>>>

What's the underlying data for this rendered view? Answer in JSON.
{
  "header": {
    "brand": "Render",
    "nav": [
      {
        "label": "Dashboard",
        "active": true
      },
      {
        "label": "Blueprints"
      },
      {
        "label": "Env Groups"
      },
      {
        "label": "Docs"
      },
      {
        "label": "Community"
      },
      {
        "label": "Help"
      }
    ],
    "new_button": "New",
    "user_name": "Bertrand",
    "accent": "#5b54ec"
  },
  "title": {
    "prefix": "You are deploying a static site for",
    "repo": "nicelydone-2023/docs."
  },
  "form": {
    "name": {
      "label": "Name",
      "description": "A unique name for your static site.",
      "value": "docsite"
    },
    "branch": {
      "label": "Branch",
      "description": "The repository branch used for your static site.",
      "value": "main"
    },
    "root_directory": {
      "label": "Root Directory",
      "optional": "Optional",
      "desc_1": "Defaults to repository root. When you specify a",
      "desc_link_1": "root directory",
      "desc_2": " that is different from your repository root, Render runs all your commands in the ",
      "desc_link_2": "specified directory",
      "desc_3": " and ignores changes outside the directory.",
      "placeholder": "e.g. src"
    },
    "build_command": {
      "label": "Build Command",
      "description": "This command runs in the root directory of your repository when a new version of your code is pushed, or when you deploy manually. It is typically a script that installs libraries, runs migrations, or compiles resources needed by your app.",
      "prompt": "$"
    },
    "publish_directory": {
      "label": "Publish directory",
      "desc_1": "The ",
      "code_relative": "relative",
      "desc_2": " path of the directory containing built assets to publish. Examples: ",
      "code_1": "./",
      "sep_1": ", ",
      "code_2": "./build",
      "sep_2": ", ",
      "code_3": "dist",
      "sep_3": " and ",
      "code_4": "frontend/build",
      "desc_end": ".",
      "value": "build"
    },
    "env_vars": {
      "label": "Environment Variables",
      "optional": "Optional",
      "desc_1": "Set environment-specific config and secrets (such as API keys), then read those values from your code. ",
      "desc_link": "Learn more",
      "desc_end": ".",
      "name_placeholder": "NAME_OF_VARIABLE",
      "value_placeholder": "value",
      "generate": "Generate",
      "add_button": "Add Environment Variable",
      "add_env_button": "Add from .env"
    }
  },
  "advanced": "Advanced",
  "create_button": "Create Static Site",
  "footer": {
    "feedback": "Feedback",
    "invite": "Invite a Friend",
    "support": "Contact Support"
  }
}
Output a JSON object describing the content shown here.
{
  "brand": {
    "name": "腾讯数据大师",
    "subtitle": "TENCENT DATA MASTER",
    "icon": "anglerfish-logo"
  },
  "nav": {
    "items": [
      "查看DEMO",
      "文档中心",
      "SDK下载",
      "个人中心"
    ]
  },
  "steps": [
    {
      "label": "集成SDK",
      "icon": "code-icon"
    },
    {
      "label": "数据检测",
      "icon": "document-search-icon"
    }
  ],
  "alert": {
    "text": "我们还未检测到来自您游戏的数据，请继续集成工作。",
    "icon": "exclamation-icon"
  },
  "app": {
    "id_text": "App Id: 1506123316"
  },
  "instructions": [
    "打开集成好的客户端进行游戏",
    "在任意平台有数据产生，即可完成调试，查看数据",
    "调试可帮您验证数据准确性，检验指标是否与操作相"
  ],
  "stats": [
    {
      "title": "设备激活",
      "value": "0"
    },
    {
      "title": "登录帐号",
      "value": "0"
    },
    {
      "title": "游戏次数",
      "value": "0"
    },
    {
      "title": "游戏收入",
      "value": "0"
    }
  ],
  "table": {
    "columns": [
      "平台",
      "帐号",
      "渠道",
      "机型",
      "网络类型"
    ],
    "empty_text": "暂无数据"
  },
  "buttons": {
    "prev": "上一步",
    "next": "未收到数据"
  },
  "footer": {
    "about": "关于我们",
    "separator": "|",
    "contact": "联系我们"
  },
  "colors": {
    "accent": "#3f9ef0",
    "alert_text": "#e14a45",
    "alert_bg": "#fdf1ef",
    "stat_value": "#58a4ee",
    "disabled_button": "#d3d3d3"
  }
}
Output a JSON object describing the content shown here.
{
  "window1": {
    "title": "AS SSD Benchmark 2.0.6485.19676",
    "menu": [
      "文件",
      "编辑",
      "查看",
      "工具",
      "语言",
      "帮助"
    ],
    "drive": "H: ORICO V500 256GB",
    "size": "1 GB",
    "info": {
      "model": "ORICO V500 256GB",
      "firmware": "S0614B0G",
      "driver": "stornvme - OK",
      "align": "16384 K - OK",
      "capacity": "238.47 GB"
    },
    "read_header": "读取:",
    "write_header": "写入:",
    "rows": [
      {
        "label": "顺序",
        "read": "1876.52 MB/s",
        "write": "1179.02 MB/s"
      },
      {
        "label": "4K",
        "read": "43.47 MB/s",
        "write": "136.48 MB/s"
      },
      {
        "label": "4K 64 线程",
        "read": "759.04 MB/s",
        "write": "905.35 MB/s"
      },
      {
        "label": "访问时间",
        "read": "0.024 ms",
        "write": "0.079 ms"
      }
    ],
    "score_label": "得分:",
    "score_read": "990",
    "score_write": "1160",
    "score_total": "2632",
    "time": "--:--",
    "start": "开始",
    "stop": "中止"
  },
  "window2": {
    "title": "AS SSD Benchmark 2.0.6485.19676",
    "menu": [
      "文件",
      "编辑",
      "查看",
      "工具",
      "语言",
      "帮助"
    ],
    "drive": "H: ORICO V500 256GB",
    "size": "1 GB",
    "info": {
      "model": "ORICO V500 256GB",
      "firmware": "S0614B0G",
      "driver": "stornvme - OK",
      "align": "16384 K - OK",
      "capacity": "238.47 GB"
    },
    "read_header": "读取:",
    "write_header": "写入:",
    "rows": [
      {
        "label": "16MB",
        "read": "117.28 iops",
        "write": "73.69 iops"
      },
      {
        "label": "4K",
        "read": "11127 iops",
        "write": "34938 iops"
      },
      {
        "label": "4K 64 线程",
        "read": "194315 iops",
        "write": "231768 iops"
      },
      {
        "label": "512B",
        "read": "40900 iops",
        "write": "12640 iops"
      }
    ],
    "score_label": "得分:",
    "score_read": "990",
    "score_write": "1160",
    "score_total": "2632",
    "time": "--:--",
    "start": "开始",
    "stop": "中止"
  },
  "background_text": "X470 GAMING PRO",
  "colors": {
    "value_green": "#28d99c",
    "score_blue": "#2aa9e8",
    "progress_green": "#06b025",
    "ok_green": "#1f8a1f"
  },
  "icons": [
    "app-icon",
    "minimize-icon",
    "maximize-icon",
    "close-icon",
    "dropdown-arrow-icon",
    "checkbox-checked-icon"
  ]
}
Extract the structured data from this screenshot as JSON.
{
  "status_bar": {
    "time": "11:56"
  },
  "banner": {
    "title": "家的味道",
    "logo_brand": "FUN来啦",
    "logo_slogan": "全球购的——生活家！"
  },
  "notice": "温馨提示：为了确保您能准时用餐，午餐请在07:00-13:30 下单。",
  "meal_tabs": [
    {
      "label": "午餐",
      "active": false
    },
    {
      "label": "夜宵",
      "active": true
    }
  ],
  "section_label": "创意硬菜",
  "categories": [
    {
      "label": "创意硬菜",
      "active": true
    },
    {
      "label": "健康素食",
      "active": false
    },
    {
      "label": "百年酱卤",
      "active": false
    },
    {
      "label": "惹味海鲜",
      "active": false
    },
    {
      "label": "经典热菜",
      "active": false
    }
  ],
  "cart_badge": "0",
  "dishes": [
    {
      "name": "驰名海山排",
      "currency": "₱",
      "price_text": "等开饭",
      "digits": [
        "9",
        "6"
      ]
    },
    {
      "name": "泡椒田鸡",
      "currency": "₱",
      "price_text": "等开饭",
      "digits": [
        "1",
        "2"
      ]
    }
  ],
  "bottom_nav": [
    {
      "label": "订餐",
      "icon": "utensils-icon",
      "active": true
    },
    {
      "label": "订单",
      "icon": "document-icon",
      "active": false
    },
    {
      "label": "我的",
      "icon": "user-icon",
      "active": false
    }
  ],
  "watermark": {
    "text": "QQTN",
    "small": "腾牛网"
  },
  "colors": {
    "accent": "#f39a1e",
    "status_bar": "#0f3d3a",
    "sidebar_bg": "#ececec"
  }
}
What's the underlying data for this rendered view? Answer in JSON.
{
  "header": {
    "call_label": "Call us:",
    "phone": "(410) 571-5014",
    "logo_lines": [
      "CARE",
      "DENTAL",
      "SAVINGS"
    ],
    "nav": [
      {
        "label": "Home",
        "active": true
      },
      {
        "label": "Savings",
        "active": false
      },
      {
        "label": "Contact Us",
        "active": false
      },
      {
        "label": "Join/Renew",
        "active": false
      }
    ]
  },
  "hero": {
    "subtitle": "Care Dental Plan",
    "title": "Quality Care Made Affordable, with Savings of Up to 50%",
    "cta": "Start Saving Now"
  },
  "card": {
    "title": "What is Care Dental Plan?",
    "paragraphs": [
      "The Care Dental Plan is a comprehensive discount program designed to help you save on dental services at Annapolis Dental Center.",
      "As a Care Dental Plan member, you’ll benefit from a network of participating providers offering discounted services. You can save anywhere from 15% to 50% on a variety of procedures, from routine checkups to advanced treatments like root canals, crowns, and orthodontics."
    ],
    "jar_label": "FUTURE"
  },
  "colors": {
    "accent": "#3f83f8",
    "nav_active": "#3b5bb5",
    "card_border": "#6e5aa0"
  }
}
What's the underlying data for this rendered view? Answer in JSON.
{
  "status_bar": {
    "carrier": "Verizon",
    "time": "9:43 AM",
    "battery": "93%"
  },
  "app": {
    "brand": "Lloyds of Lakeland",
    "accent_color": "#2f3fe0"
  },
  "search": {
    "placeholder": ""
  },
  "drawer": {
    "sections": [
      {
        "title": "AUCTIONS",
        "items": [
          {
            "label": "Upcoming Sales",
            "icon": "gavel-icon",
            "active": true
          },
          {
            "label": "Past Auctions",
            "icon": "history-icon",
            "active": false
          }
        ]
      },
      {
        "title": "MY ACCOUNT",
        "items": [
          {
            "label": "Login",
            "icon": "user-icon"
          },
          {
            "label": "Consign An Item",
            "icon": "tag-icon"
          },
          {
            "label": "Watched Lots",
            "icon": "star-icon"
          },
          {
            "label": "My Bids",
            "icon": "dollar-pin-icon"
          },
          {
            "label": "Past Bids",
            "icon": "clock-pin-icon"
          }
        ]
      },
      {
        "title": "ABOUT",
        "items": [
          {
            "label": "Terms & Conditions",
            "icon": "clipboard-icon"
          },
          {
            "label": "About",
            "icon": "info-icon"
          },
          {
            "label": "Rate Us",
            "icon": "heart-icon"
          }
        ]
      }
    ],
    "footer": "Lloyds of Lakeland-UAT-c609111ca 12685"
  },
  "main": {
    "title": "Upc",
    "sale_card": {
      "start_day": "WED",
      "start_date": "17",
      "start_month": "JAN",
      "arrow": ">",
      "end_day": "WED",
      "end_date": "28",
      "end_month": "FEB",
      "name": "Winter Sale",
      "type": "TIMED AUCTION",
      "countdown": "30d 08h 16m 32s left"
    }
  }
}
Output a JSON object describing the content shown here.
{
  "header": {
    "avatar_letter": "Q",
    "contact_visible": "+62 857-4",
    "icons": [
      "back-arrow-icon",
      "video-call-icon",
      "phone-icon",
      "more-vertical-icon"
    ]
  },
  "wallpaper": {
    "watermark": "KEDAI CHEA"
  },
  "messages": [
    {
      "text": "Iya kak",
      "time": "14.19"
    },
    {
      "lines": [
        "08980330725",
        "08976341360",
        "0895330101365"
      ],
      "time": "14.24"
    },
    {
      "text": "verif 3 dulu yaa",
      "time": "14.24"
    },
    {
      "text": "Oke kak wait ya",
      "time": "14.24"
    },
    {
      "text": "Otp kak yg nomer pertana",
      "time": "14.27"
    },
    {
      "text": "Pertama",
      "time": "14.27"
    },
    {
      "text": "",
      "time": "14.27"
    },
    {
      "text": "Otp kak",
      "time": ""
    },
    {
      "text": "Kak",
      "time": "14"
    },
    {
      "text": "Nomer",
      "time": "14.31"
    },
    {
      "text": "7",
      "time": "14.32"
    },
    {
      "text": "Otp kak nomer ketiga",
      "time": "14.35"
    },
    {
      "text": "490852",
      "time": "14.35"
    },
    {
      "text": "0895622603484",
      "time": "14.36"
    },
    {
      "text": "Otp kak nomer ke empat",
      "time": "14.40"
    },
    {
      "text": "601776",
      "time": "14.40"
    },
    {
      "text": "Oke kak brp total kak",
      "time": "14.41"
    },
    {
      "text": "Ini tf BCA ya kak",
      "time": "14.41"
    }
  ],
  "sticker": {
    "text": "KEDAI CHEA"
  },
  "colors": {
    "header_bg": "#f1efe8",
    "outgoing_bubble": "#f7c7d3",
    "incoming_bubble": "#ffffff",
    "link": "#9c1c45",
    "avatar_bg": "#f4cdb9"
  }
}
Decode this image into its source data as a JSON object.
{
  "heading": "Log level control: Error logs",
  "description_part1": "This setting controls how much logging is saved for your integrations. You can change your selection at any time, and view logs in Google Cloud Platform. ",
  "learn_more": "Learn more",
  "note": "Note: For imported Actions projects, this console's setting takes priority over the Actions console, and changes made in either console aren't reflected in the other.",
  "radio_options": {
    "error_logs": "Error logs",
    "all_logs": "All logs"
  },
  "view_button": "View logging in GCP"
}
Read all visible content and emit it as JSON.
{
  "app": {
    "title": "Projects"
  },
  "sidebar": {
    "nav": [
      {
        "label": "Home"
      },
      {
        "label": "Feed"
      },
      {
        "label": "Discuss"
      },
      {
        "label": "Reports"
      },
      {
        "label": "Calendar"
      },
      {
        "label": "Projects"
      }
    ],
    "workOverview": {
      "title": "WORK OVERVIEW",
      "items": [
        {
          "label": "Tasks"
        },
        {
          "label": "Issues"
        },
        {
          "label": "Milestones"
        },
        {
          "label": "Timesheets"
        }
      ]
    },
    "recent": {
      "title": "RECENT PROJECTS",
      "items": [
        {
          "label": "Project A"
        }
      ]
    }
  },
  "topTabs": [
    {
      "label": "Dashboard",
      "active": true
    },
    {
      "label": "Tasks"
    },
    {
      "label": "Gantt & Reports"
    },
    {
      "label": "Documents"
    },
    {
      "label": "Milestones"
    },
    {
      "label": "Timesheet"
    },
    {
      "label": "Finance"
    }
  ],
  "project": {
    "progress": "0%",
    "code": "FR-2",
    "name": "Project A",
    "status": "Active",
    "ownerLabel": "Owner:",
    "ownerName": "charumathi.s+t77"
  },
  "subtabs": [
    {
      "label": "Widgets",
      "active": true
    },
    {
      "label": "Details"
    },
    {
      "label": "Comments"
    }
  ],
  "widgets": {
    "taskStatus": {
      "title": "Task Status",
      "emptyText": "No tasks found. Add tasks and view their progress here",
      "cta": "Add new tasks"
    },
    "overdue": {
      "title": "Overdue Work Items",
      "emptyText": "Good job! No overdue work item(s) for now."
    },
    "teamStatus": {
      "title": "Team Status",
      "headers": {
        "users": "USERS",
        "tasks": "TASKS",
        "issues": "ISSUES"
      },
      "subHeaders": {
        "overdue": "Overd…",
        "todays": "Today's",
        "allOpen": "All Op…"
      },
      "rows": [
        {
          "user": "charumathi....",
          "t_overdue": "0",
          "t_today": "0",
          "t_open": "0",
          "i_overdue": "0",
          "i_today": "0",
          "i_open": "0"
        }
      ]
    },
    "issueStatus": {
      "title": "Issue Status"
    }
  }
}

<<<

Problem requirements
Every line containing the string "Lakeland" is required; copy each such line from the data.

Task solution
    "brand": "Lloyds of Lakeland",
    "footer": "Lloyds of Lakeland-UAT-c609111ca 12685"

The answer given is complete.